Britain, Europe, and Diefenbaker's trade diversion proposals, 1957-1958
Research output: Chapter in Book/Report/Conference proceeding › Chapter (peer-reviewed) › peer-review
On the eve of the Progressive Conservative election victory in 1957 there was nothing in the 'low politics' of trade and monetary relations between Canada and the United Kingdom to match the dramatic impact of the Suez Crisis on the broader relationship between the two countries. But although economic relations had not been subject to any such shock, Canada's economic links with the United Kingdom had been subject to prolonged erosion and were completely overshadowed by those between Canada and the United States. British exports to Canada, despite preferential treatment, had struggled in the postwar years. Although they had risen sharply between 1955 and 1956, they still accounted for only 8.5 percent of total Canadian imports in those years. This was approximately half the prewar share, still well below the level of the late 1940s, and dwarfed by imports from the United States, which accounted for 73 percent of the market.

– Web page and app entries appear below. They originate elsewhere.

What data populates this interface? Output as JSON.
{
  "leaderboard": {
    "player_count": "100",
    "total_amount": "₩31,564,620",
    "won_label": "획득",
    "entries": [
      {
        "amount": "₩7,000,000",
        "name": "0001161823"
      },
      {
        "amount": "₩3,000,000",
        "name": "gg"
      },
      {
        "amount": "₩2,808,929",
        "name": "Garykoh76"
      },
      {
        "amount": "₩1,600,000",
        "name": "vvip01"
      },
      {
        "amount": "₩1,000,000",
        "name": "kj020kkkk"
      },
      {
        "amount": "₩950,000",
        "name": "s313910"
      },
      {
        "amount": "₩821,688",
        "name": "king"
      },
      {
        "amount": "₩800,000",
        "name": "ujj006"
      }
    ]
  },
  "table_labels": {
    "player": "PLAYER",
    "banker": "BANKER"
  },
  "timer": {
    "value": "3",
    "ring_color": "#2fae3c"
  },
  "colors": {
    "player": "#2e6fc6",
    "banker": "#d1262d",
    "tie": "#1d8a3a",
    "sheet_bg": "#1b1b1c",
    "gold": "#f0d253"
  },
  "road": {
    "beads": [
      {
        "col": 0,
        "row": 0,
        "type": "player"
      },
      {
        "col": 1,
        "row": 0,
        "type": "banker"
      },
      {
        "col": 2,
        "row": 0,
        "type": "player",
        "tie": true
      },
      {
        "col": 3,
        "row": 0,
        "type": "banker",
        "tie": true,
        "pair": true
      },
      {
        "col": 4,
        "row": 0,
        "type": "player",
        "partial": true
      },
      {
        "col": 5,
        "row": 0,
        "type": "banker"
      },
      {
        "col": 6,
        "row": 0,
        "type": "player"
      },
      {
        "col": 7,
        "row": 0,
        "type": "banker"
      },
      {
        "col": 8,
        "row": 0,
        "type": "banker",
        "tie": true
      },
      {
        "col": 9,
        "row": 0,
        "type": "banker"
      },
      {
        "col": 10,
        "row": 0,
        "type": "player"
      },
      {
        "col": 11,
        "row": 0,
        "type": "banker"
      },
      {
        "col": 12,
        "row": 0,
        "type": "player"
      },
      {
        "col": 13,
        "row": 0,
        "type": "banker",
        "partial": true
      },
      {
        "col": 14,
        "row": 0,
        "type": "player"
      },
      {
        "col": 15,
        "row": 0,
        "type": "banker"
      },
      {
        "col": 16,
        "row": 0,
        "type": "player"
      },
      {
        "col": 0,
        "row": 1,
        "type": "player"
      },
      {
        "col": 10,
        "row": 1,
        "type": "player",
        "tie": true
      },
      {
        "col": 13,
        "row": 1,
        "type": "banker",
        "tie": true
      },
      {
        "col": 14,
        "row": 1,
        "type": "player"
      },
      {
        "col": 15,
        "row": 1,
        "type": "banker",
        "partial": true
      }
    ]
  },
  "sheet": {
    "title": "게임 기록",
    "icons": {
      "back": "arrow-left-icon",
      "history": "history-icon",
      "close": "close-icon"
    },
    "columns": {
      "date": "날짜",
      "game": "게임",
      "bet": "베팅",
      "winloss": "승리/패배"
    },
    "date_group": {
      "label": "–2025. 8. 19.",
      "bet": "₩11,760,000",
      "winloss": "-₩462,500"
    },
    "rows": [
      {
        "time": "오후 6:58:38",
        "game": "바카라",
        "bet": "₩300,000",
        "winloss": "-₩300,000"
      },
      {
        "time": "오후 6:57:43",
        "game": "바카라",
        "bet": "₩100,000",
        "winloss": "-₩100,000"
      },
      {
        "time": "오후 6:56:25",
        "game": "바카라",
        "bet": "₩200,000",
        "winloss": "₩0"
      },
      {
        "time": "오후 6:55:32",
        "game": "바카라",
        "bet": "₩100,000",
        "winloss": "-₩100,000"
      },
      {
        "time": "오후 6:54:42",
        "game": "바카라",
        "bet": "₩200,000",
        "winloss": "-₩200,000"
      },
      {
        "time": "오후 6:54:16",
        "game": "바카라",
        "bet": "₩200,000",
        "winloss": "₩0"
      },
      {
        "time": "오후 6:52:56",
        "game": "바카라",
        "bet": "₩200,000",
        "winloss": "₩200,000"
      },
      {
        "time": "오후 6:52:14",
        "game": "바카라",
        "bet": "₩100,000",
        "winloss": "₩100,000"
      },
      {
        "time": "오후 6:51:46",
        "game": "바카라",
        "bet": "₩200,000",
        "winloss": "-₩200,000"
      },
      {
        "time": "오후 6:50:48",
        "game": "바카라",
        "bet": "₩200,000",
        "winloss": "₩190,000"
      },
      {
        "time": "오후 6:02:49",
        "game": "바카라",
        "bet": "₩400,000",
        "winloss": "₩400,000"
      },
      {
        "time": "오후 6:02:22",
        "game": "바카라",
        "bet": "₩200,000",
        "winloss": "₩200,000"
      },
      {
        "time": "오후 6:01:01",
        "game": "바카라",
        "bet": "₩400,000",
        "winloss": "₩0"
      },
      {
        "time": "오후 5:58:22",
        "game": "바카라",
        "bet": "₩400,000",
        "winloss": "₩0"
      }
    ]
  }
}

Britain was Canada's second most important customer, but a long way behind the United States, which had steadily grown in absolute and relative importance in the decade after the Second World War. Canadian exports to the United Kingdom constantly disappointed Ottawa, and an edge to Canadian frustration was provided by the persistence of dollar rationing and import licencing by Britain, which hampered Canadian sales. The Americans dominated inward investment.
|Title of host publication||Canada and the end of empire|
|Place of Publication||Vancouver, Canada|
|Number of pages||16|
|Publication status||Published - 2005|